Water the soil and allow time for the soil to absorb the water.

Remove the seeds from the seed packet and plant them about 5 centimeters (2 inches) apart. Cover the planted seeds with a loose layer of soil. 

Finish by covering the area with a thin layer of grass clippings or another slow release mulch. 

Seed packets will tell you to allow for a distance of about 20 centimeters (8 inches) between rows. I rarely allow for this much distance as I tend to thin out the plants naturally by harvesting outer leaves of crowded plants early.

When planting rows of lettuce in our vegetable garden I prefer to plant the rows in pairs. I plant two rows close together and then leave space (10 centimeters/4 inches) before planting another pair of rows.

Planting like this will allow the rows to grow together minimizing the growth of weeds between the plants.

3. Water soil surface gently

Water the soil gently using a water can with a rose or shower head as needed. If you water too much you risk displacing the seeds.

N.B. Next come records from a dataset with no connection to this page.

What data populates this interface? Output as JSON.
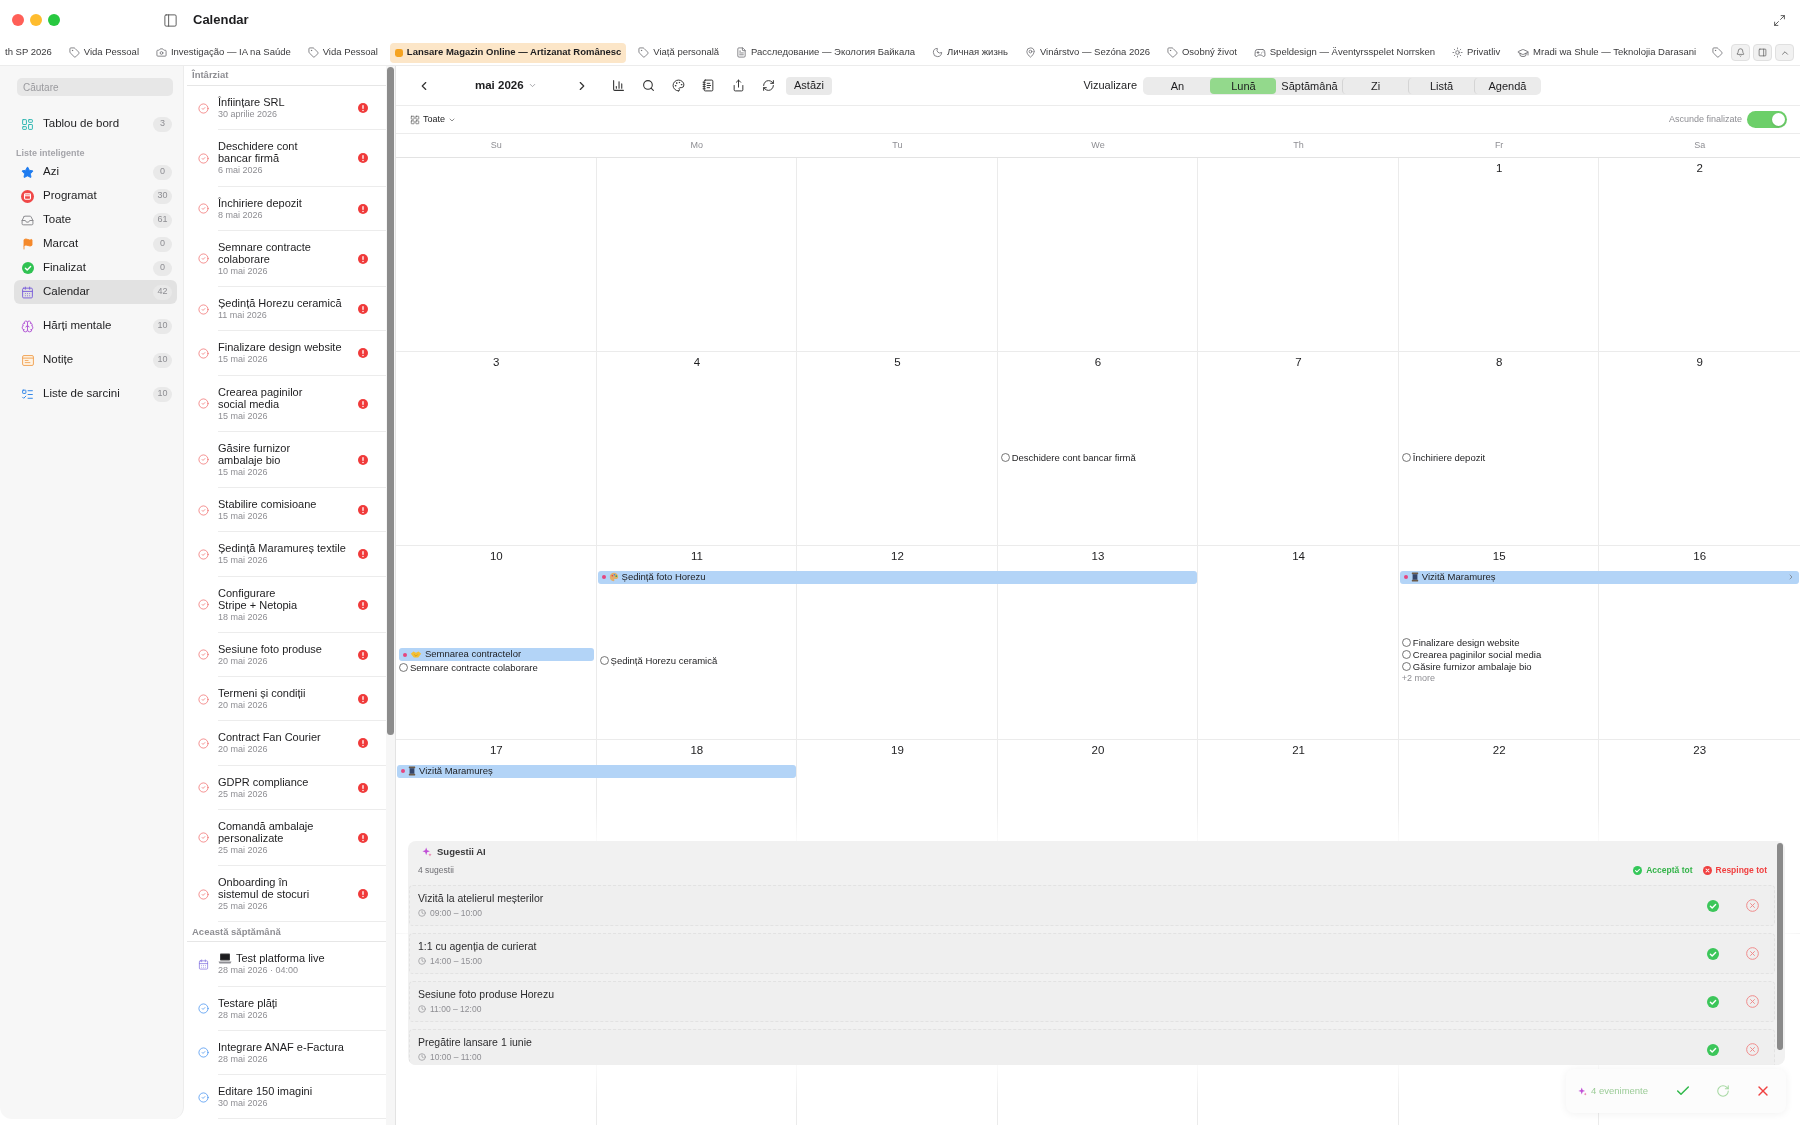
{
  "window": {
    "title": "Calendar"
  },
  "tabs": [
    {
      "label": "th SP 2026",
      "selected": false
    },
    {
      "label": "Vida Pessoal",
      "selected": false
    },
    {
      "label": "Investigação — IA na Saúde",
      "selected": false
    },
    {
      "label": "Vida Pessoal",
      "selected": false
    },
    {
      "label": "Lansare Magazin Online — Artizanat Românesc",
      "selected": true
    },
    {
      "label": "Viață personală",
      "selected": false
    },
    {
      "label": "Расследование — Экология Байкала",
      "selected": false
    },
    {
      "label": "Личная жизнь",
      "selected": false
    },
    {
      "label": "Vinárstvo — Sezóna 2026",
      "selected": false
    },
    {
      "label": "Osobný život",
      "selected": false
    },
    {
      "label": "Speldesign — Äventyrsspelet Norrsken",
      "selected": false
    },
    {
      "label": "Privatliv",
      "selected": false
    },
    {
      "label": "Mradi wa Shule — Teknolojia Darasani",
      "selected": false
    }
  ],
  "sidebar": {
    "search": {
      "placeholder": "Căutare"
    },
    "top_items": [
      {
        "label": "Tablou de bord",
        "count": "3",
        "selected": false
      }
    ],
    "smart_lists": {
      "title": "Liste inteligente",
      "items": [
        {
          "label": "Azi",
          "count": "0",
          "selected": false
        },
        {
          "label": "Programat",
          "count": "30",
          "selected": false
        },
        {
          "label": "Toate",
          "count": "61",
          "selected": false
        },
        {
          "label": "Marcat",
          "count": "0",
          "selected": false
        },
        {
          "label": "Finalizat",
          "count": "0",
          "selected": false
        },
        {
          "label": "Calendar",
          "count": "42",
          "selected": true
        }
      ]
    },
    "bottom_items": [
      {
        "label": "Hărți mentale",
        "count": "10",
        "selected": false
      },
      {
        "label": "Notițe",
        "count": "10",
        "selected": false
      },
      {
        "label": "Liste de sarcini",
        "count": "10",
        "selected": false
      }
    ]
  },
  "task_list": {
    "groups": [
      {
        "title": "Întârziat",
        "items": [
          {
            "kind": "task",
            "title": "Înființare SRL",
            "date": "30 aprilie 2026",
            "overdue": true
          },
          {
            "kind": "task",
            "title": "Deschidere cont bancar firmă",
            "date": "6 mai 2026",
            "overdue": true
          },
          {
            "kind": "task",
            "title": "Închiriere depozit",
            "date": "8 mai 2026",
            "overdue": true
          },
          {
            "kind": "task",
            "title": "Semnare contracte colaborare",
            "date": "10 mai 2026",
            "overdue": true
          },
          {
            "kind": "task",
            "title": "Ședință Horezu ceramică",
            "date": "11 mai 2026",
            "overdue": true
          },
          {
            "kind": "task",
            "title": "Finalizare design website",
            "date": "15 mai 2026",
            "overdue": true
          },
          {
            "kind": "task",
            "title": "Crearea paginilor social media",
            "date": "15 mai 2026",
            "overdue": true
          },
          {
            "kind": "task",
            "title": "Găsire furnizor ambalaje bio",
            "date": "15 mai 2026",
            "overdue": true
          },
          {
            "kind": "task",
            "title": "Stabilire comisioane",
            "date": "15 mai 2026",
            "overdue": true
          },
          {
            "kind": "task",
            "title": "Ședință Maramureș textile",
            "date": "15 mai 2026",
            "overdue": true
          },
          {
            "kind": "task",
            "title": "Configurare Stripe + Netopia",
            "date": "18 mai 2026",
            "overdue": true
          },
          {
            "kind": "task",
            "title": "Sesiune foto produse",
            "date": "20 mai 2026",
            "overdue": true
          },
          {
            "kind": "task",
            "title": "Termeni și condiții",
            "date": "20 mai 2026",
            "overdue": true
          },
          {
            "kind": "task",
            "title": "Contract Fan Courier",
            "date": "20 mai 2026",
            "overdue": true
          },
          {
            "kind": "task",
            "title": "GDPR compliance",
            "date": "25 mai 2026",
            "overdue": true
          },
          {
            "kind": "task",
            "title": "Comandă ambalaje personalizate",
            "date": "25 mai 2026",
            "overdue": true
          },
          {
            "kind": "task",
            "title": "Onboarding în sistemul de stocuri",
            "date": "25 mai 2026",
            "overdue": true
          }
        ]
      },
      {
        "title": "Această săptămână",
        "items": [
          {
            "kind": "event",
            "title": "Test platforma live",
            "date": "28 mai 2026 · 04:00",
            "overdue": false
          },
          {
            "kind": "task",
            "title": "Testare plăți",
            "date": "28 mai 2026",
            "overdue": false
          },
          {
            "kind": "task",
            "title": "Integrare ANAF e-Factura",
            "date": "28 mai 2026",
            "overdue": false
          },
          {
            "kind": "task",
            "title": "Editare 150 imagini",
            "date": "30 mai 2026",
            "overdue": false
          }
        ]
      }
    ]
  },
  "calendar": {
    "month": "mai 2026",
    "today_button": "Astăzi",
    "view_label": "Vizualizare",
    "views": [
      {
        "label": "An",
        "selected": false
      },
      {
        "label": "Lună",
        "selected": true
      },
      {
        "label": "Săptămână",
        "selected": false
      },
      {
        "label": "Zi",
        "selected": false
      },
      {
        "label": "Listă",
        "selected": false
      },
      {
        "label": "Agendă",
        "selected": false
      }
    ],
    "filter": "Toate",
    "hide_completed": {
      "label": "Ascunde finalizate",
      "on": true
    },
    "weekdays": [
      "Su",
      "Mo",
      "Tu",
      "We",
      "Th",
      "Fr",
      "Sa"
    ],
    "weeks": [
      {
        "days": [
          {
            "kind": "blank"
          },
          {
            "kind": "blank"
          },
          {
            "kind": "blank"
          },
          {
            "kind": "blank"
          },
          {
            "kind": "blank"
          },
          {
            "kind": "day",
            "number": "1",
            "bar_through": false
          },
          {
            "kind": "day",
            "number": "2",
            "bar_through": false
          }
        ]
      },
      {
        "days": [
          {
            "kind": "day",
            "number": "3",
            "bar_through": false
          },
          {
            "kind": "day",
            "number": "4",
            "bar_through": false
          },
          {
            "kind": "day",
            "number": "5",
            "bar_through": false
          },
          {
            "kind": "day",
            "number": "6",
            "bar_through": false,
            "items": [
              {
                "kind": "task",
                "title": "Deschidere cont bancar firmă"
              }
            ]
          },
          {
            "kind": "day",
            "number": "7",
            "bar_through": false
          },
          {
            "kind": "day",
            "number": "8",
            "bar_through": false,
            "items": [
              {
                "kind": "task",
                "title": "Închiriere depozit"
              }
            ]
          },
          {
            "kind": "day",
            "number": "9",
            "bar_through": false
          }
        ]
      },
      {
        "days": [
          {
            "kind": "day",
            "number": "10",
            "bar_through": false,
            "items": [
              {
                "kind": "event",
                "title": "Semnarea contractelor"
              },
              {
                "kind": "task",
                "title": "Semnare contracte colaborare"
              }
            ]
          },
          {
            "kind": "day",
            "number": "11",
            "bar_through": false,
            "bar": {
              "title": "Ședință foto Horezu",
              "continues": false
            },
            "items": [
              {
                "kind": "task",
                "title": "Ședință Horezu ceramică"
              }
            ]
          },
          {
            "kind": "day",
            "number": "12",
            "bar_through": true
          },
          {
            "kind": "day",
            "number": "13",
            "bar_through": true
          },
          {
            "kind": "day",
            "number": "14",
            "bar_through": false
          },
          {
            "kind": "day",
            "number": "15",
            "bar_through": false,
            "bar": {
              "title": "Vizită Maramureș",
              "continues": true
            },
            "items": [
              {
                "kind": "task",
                "title": "Finalizare design website"
              },
              {
                "kind": "task",
                "title": "Crearea paginilor social media"
              },
              {
                "kind": "task",
                "title": "Găsire furnizor ambalaje bio"
              },
              {
                "kind": "more",
                "title": "+2 more"
              }
            ]
          },
          {
            "kind": "day",
            "number": "16",
            "bar_through": true
          }
        ]
      },
      {
        "days": [
          {
            "kind": "day",
            "number": "17",
            "bar_through": false,
            "bar": {
              "title": "Vizită Maramureș",
              "continues": false
            }
          },
          {
            "kind": "day",
            "number": "18",
            "bar_through": true
          },
          {
            "kind": "day",
            "number": "19",
            "bar_through": false
          },
          {
            "kind": "day",
            "number": "20",
            "bar_through": false
          },
          {
            "kind": "day",
            "number": "21",
            "bar_through": false
          },
          {
            "kind": "day",
            "number": "22",
            "bar_through": false
          },
          {
            "kind": "day",
            "number": "23",
            "bar_through": false
          }
        ]
      }
    ]
  },
  "ai_suggestions": {
    "title": "Sugestii AI",
    "count": "4 sugestii",
    "accept_all": "Acceptă tot",
    "reject_all": "Respinge tot",
    "items": [
      {
        "title": "Vizită la atelierul meșterilor",
        "time": "09:00 – 10:00"
      },
      {
        "title": "1:1 cu agenția de curierat",
        "time": "14:00 – 15:00"
      },
      {
        "title": "Sesiune foto produse Horezu",
        "time": "11:00 – 12:00"
      },
      {
        "title": "Pregătire lansare 1 iunie",
        "time": "10:00 – 11:00"
      }
    ]
  },
  "event_bar": {
    "label": "4 evenimente"
  }
}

And as we watered thoroughly before planting and added grass clippings to the area you can even skip this step if you feel unsure.

Now you need to keep the soil moist and avoid dry outs. Lettuce can survive occasional light dry outs but it can leave the taste of the harvested leaves bitter.

Like most other vegetables, lettuce can get attacked by snails, aphids and other types of lettuce pests and diseases.

We rarely have a problem, but covering your young plants with a protective cloth can help steer off problems.

Snails can be fought off naturally using ash. Simply strew the ash between the rows but do not cover the leaves.

Companion planting chervil can help avoid problems with aphids. You can also try removing them by hand though I know it is a tedious process. 

Harvest your lettuce

Harvesting lettuce is as simple as it sounds. Pick individual outer leaves or simply cut the entire plant.

Harvested lettuce
Homegrown lettuce harvested

I like to succession plant lettuce every 2-4 weeks for continuous harvest. I often use a combination of different varieties like the 7 varieties listed above. 

I find that using different varieties gives us a nice mixture of leaf types, colors and textures.

I use some leaves for salads greens and others like romaine lettuces for wraps. Some lettuces are harvested early as baby greens while others are left to grow to maturity. Still, if you want tender lettuce it is better to harvest early than late.

You can also cut and regrow many types of lettuce. Cut off the plant leaving approximately 3 centimeters (1 inch). 

The plant will regrow but you will experience diminishing returns. Expect the plant to yield about a third or even a fourth of the initial harvest. If you cut and regrow you should expect no more than 3 harvest cycles per plant and growing season.

After harvesting you should water your lettuce immediately and serve or place in the crisper in your refrigerator. Lettuce will keep for a couple of days in your refrigerator but is by far better eaten fresh.

Frequently asked questions:

How to grow 7 easy varieties of lettuce
Lettuce grown in soil bag

Meet the author: Mattias is an experienced gardener spending most of his free time on his knees among herbs, plants, and garden vegetables. For the past two years, he has been sharing gardening projects and how-to tutorials on the NordicLavender website and YouTube channel.